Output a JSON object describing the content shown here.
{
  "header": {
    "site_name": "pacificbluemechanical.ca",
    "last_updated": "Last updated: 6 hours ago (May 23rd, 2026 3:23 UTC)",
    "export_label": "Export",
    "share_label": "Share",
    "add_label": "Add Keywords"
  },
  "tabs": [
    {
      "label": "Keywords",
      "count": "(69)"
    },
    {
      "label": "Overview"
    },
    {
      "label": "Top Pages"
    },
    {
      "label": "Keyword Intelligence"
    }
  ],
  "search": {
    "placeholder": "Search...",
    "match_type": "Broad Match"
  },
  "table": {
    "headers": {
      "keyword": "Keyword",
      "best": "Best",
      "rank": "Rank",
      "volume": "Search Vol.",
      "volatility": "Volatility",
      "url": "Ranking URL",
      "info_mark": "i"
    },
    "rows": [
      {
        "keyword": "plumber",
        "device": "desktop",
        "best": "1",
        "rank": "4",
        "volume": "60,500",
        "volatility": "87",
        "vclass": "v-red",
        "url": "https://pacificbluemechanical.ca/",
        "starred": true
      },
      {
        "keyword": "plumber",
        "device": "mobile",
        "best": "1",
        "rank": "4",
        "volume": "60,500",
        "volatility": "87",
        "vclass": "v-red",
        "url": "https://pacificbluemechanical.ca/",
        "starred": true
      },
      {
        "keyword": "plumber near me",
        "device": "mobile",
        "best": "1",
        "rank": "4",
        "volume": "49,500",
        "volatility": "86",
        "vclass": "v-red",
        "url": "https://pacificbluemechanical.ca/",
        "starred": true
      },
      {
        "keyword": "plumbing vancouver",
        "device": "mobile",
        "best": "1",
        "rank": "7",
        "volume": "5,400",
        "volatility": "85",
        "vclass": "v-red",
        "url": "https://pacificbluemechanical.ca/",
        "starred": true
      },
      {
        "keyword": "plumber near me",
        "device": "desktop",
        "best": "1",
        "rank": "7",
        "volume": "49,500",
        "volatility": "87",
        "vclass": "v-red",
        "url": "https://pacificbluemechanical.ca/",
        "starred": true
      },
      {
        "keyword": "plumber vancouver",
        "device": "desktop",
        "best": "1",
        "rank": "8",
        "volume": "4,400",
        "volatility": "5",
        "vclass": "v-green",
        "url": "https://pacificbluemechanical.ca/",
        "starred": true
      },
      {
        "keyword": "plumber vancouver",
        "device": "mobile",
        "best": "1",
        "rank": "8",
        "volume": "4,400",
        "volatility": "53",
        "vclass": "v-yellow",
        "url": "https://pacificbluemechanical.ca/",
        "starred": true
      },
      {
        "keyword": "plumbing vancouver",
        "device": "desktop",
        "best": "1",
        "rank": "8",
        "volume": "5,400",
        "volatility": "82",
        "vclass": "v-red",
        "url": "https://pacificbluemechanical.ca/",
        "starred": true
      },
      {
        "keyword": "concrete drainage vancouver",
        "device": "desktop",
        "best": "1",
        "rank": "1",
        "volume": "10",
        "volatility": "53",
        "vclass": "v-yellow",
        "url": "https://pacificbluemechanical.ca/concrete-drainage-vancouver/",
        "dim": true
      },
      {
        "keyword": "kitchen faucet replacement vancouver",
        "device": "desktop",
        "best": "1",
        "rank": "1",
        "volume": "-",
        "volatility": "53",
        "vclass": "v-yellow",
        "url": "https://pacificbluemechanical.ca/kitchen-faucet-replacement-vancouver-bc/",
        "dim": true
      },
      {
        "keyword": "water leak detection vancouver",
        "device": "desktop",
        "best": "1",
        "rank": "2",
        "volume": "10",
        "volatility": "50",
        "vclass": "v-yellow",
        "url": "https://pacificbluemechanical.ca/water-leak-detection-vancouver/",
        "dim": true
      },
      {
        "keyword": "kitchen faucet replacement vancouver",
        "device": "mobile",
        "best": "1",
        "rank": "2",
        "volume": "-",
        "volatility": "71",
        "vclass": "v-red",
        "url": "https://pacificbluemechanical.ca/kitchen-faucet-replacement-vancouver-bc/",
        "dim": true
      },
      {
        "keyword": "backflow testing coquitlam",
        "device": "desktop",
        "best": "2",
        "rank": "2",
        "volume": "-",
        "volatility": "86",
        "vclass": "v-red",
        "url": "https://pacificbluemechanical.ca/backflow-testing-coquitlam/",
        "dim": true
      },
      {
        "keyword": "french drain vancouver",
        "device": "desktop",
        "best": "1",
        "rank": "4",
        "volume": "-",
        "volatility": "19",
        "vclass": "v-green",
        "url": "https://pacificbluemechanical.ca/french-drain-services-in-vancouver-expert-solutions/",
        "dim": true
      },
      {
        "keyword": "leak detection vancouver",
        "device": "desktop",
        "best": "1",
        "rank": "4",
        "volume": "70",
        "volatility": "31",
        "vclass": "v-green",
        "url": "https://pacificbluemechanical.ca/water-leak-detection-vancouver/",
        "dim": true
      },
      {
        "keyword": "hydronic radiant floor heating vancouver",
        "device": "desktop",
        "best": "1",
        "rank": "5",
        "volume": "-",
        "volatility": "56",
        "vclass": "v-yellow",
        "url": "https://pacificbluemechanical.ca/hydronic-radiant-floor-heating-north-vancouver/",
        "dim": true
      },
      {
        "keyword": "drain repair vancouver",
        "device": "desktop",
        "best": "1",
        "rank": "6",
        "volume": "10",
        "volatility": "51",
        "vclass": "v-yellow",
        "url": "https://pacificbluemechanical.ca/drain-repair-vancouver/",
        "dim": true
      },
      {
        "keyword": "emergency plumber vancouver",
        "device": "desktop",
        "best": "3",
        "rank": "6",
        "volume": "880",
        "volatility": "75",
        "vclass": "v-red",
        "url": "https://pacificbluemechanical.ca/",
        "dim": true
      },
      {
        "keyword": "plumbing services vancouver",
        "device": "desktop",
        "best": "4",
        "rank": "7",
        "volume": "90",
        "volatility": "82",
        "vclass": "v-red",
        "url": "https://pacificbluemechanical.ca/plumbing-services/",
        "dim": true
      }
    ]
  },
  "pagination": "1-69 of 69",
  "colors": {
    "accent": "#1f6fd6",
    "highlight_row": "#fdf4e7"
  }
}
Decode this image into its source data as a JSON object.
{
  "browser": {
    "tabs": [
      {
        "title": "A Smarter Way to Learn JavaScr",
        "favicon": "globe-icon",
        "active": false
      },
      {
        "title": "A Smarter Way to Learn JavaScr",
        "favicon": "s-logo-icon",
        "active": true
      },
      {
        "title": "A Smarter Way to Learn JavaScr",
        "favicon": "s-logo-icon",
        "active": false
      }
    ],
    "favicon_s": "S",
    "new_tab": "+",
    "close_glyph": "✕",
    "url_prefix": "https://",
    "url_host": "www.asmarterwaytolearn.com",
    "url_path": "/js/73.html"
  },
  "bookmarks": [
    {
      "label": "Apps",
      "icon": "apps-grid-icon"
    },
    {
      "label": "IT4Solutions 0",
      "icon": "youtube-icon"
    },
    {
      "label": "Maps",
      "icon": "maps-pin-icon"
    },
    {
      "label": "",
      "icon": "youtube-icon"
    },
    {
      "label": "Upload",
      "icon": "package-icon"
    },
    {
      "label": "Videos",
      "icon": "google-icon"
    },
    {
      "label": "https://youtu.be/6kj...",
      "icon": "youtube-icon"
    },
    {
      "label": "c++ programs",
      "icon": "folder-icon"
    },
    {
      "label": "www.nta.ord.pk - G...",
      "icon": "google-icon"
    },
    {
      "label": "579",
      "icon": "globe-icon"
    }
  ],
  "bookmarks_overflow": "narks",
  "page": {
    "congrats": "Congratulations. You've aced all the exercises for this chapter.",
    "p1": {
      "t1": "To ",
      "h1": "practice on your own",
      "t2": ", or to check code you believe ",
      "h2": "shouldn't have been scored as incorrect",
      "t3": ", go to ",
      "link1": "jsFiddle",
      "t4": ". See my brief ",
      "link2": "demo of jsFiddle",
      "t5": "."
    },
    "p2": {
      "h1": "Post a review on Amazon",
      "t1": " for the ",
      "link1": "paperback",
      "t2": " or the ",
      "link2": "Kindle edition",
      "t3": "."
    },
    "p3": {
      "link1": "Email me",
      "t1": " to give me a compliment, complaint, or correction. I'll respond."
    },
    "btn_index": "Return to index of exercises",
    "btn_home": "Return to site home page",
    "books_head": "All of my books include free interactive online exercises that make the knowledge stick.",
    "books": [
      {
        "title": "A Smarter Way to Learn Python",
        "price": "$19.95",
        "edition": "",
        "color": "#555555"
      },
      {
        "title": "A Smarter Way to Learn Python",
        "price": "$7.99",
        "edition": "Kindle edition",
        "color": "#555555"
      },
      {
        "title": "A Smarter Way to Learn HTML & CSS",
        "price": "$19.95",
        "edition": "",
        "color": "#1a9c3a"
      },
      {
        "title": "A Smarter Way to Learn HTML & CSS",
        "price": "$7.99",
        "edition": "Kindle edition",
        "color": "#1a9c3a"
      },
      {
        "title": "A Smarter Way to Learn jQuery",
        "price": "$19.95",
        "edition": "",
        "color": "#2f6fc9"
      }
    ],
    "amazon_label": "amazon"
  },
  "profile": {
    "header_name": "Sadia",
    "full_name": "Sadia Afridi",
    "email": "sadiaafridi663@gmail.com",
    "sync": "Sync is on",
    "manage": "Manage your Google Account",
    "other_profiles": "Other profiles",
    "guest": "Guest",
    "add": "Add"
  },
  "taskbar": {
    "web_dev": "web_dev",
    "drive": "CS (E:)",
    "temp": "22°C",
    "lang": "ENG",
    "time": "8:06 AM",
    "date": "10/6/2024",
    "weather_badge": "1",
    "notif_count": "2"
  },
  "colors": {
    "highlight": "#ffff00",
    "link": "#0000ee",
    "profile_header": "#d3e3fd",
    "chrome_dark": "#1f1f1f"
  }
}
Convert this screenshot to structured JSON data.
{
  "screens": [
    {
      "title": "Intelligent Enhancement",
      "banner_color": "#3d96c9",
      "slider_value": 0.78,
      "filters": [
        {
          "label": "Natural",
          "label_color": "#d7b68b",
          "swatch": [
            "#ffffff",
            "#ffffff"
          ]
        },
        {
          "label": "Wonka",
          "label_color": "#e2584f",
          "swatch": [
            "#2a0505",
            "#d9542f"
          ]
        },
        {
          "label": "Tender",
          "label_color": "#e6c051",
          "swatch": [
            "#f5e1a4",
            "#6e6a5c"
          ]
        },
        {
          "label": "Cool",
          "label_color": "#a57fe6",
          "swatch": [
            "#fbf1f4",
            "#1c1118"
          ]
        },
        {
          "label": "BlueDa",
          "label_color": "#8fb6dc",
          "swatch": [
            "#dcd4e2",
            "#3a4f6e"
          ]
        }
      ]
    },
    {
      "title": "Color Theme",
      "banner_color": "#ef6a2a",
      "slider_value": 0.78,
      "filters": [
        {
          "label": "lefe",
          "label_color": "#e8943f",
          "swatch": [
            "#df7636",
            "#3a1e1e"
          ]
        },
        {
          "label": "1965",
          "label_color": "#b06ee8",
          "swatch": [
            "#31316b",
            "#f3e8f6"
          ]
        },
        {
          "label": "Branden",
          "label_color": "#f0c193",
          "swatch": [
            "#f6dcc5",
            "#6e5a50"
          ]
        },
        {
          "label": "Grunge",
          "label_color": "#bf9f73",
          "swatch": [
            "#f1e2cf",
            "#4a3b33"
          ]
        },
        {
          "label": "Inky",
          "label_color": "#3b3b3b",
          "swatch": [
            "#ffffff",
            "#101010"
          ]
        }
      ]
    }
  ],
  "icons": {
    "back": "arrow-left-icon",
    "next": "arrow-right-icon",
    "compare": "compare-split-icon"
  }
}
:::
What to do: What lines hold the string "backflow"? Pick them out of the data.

Solution for this exercise:
        "keyword": "backflow testing coquitlam",
        "url": "https://pacificbluemechanical.ca/backflow-testing-coquitlam/",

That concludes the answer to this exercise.